Legislators Call for Urgent Action to Improve Mental Health Services and Delivery
SACRAMENTO -- On the opening day of a new legislative session, lawmakers from the Senate and Assembly gathered to call for action to stem California’s mental health crisis.
“It’s no secret that access to integrated mental health services and provider shortages plague our state, resulting in deteriorated mental health outcomes for all Californians,’’ said Beall, chairman of both the Senate Mental Health Caucus and the Select Committee on Mental Health. “The lack of integrated, accessible mental health services is one of the greatest humanitarian challenges we face and we must invest in mental health infrastructure to save many, many lives.
“Early access to treatment is key. Three-quarters of all mental health issues have their onset by the age of 24. Yet adolescents and young adults are the group least likely to receive mental health care. State Auditor Elaine Howle identified that counties have millions of dollars in unspent mental health funds and the state is projecting now a massive budget surplus. With resources available and the need for comprehensive mental health so great, the time for legislation and legislators to act is now.’’
“Joining Beall were John Moorlach (R-Costa Mesa), and Assemblymembers Dr. Joaquin Arambula (D-Fresno), Kansen Chu (D-San Jose) and representatives from the Steinberg Institute, Mental Health America of California and the National Alliance on Mental Illness.
This morning, Beall introduced three bills to increase and ensure mental health services and treatment:
- SB 10 increases the effectiveness of mental health and addiction supportive services by establishing a state certification process for peer providers -- people with lived experiences as family members, clients, or caretakers of individuals recovering from addiction or mental illness – who guide and help their clients.

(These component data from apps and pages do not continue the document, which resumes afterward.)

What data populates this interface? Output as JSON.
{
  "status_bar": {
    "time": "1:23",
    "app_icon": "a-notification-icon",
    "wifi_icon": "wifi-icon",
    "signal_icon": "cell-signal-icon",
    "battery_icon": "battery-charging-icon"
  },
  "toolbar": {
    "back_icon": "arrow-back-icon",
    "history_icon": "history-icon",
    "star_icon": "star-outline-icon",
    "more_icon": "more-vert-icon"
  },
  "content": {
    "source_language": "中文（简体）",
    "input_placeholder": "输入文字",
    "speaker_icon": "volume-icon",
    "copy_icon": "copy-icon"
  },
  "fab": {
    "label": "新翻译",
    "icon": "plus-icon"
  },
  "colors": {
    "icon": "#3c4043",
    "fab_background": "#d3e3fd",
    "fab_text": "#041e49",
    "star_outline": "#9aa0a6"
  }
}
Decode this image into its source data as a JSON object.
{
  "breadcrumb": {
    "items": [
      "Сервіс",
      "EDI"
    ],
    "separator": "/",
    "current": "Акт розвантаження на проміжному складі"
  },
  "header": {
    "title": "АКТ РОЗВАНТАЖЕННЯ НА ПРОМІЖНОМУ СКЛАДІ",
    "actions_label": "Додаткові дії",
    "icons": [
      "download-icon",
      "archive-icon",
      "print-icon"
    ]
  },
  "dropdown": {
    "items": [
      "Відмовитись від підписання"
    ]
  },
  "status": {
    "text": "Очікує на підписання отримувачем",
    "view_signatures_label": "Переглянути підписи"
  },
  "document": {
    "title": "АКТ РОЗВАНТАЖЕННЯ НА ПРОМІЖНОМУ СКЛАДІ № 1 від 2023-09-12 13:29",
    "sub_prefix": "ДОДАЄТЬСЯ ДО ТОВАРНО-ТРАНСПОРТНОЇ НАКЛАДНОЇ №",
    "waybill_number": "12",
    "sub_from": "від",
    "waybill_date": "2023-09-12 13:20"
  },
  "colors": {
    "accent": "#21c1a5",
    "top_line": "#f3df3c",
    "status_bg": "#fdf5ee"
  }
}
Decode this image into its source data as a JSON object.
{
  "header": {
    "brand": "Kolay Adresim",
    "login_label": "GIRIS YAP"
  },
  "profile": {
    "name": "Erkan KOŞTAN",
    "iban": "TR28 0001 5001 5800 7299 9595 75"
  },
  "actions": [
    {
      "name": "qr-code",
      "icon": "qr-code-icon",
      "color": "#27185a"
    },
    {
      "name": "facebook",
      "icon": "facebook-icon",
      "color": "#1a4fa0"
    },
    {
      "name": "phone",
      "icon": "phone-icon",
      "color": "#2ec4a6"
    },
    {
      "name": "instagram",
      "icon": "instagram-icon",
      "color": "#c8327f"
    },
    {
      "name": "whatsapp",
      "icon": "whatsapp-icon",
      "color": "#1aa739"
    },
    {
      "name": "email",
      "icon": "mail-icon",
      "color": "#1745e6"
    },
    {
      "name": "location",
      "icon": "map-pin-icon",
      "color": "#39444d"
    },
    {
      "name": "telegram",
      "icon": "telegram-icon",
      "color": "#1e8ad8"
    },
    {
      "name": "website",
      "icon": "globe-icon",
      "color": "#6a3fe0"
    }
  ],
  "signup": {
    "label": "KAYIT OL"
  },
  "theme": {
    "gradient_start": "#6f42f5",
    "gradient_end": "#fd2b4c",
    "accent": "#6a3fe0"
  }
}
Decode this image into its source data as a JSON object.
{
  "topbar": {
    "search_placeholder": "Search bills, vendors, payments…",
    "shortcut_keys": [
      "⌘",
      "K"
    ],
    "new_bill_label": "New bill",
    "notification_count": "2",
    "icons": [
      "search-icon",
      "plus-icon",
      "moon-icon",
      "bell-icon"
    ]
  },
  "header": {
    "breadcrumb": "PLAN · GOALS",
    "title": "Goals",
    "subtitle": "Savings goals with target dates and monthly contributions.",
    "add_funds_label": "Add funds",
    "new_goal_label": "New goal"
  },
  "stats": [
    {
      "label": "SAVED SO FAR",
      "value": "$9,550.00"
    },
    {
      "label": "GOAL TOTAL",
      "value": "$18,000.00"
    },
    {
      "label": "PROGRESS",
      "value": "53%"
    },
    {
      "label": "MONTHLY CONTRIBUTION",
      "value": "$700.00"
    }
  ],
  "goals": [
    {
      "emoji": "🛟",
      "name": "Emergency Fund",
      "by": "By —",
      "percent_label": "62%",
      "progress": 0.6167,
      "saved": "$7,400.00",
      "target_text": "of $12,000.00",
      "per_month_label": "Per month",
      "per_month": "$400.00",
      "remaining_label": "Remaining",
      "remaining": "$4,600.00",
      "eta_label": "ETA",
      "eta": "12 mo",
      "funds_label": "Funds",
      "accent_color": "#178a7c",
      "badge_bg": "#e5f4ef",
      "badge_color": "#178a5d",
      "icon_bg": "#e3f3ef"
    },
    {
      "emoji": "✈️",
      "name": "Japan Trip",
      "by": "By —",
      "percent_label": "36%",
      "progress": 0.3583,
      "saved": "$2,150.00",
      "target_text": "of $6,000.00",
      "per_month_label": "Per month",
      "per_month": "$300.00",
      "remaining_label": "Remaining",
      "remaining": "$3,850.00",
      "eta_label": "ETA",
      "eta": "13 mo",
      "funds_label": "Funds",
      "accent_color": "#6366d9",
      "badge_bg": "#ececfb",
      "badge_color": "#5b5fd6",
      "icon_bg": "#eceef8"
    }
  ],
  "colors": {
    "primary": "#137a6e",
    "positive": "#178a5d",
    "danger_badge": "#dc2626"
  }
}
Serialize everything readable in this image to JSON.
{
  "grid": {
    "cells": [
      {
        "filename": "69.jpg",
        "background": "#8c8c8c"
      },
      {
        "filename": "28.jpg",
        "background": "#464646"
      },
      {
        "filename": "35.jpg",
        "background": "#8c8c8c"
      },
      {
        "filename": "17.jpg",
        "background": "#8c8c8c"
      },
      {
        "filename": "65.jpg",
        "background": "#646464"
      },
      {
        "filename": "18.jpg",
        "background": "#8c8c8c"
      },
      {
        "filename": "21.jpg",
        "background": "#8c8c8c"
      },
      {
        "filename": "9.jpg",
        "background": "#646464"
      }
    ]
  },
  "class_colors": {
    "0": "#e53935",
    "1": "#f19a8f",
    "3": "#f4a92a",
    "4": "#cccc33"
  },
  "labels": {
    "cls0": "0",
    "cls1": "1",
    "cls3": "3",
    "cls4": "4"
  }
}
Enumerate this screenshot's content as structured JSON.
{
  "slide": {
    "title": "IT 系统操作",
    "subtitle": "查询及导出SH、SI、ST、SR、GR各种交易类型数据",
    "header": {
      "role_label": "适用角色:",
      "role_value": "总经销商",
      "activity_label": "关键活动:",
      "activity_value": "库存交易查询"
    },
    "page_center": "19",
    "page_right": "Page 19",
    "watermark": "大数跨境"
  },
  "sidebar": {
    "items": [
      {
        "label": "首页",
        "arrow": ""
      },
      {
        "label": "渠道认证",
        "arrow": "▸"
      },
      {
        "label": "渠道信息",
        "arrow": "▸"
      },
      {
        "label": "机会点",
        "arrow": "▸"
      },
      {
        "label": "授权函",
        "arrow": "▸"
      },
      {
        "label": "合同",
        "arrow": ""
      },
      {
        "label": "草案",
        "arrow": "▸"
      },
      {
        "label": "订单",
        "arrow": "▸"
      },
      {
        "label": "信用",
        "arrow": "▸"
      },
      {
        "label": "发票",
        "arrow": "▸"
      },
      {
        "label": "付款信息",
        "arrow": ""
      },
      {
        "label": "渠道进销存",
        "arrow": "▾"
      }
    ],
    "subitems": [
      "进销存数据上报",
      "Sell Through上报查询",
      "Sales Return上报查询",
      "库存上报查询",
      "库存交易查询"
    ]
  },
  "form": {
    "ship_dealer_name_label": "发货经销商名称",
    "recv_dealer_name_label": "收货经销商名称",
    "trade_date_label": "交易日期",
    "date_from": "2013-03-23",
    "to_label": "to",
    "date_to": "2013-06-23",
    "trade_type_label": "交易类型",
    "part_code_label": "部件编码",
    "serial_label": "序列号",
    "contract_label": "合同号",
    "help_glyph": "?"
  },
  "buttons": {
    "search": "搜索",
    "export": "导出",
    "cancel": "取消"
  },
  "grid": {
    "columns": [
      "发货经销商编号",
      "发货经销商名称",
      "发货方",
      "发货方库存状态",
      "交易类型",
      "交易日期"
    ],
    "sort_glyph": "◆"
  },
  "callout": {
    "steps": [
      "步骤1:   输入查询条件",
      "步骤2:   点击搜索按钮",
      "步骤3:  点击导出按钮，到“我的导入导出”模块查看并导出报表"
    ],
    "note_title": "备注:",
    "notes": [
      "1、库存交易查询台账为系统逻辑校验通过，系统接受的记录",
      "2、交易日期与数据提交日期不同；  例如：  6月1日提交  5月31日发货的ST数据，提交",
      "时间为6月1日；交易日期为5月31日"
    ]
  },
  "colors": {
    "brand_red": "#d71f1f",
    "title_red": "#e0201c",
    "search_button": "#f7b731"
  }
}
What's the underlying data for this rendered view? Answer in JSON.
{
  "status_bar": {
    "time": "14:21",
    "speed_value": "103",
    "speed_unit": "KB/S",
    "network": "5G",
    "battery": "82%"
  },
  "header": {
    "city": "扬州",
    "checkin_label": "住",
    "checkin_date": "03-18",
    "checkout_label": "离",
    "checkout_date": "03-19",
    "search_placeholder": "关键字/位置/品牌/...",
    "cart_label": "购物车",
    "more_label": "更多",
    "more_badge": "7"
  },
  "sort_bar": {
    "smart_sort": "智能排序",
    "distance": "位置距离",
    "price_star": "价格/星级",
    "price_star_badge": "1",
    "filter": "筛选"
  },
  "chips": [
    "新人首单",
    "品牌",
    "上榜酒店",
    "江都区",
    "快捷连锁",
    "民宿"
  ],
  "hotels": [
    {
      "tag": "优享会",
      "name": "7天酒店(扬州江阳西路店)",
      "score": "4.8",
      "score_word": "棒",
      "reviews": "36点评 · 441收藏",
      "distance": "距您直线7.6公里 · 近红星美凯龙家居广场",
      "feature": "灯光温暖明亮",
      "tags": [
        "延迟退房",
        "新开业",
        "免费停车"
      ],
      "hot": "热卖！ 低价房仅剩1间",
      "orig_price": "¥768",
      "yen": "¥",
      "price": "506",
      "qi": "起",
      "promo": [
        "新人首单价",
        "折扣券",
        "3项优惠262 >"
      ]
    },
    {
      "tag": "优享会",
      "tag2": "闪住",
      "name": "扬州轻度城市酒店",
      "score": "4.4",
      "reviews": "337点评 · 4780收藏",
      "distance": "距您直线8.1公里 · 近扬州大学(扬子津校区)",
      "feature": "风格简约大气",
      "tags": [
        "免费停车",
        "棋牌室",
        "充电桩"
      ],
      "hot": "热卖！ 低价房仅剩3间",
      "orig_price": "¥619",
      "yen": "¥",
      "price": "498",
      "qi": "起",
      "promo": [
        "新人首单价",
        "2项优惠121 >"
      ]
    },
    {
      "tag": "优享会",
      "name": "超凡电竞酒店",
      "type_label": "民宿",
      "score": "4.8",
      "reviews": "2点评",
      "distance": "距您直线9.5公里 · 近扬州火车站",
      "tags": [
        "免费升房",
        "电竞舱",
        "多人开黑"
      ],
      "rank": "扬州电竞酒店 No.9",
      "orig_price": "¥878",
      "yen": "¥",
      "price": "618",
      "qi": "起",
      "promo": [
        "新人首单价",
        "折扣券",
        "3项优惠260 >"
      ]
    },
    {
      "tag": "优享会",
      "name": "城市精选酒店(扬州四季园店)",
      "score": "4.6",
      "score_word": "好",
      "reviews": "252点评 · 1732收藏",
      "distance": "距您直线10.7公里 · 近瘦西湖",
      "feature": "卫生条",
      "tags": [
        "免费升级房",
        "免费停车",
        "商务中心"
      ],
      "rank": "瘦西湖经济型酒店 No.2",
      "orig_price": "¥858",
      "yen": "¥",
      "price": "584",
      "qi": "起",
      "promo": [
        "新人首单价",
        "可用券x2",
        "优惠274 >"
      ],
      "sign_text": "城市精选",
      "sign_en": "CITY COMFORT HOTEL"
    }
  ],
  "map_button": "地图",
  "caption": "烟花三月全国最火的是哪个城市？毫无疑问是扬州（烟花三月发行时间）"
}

- SB 11 strengthens enforcement of state and federal mental health parity laws by requiring health care service plans and health insurers to submit annual reports to the state to determine if they are complying with parity laws. The information would be available to the public on the website of either the Department Of Managed Health Care or the Department of Insurance.
- SB 12 declares the intent of the Legislature to amend the existing Mental Health Services Act (Proposition 63) to authorize the state and local governments to establish at least 100 drop-in centers to meet youths’ needs. They would be modeled after the headspace project, an Australian national network comprised of “one-shop stop’’ centers for youth to ensure they have the coping skills and a support system in place for a successful transition to adulthood. In California, 17 percent of high school students reported they have seriously considered attempting suicide; 9 percent reported they have attempted suicide one or more times.
The need for mental health treatment, therapy, and counseling is high in California. Only three out of four Californians who have mental health needs receive treatment.
The legislators made clear that California must eliminate gaps in the delivery of mental health services.
Sen. Moorlach called for connecting mental health services to young people. “I think with the Mental Health Services Act and all the funding that’s available, redirecting, giving more focus, and getting things moving is so critical. We can’t have $2.5 billion sitting in bank accounts languishing when we have so many families in need,’’ he said.
Arambula said, “Our foster kids who are exposed to more trauma than most should not have to deal with the crisis of the moment by being penalized and being sent to a judicial system that is not ready to process them. Instead,we should be meeting them where they are at by providing wrap-around services, a social worker and a crisis line.’’
Chu said he supports having at least one mental health professional on school campuses. “I believe the most central location to provide wrap-around services is at the school,’’ he said.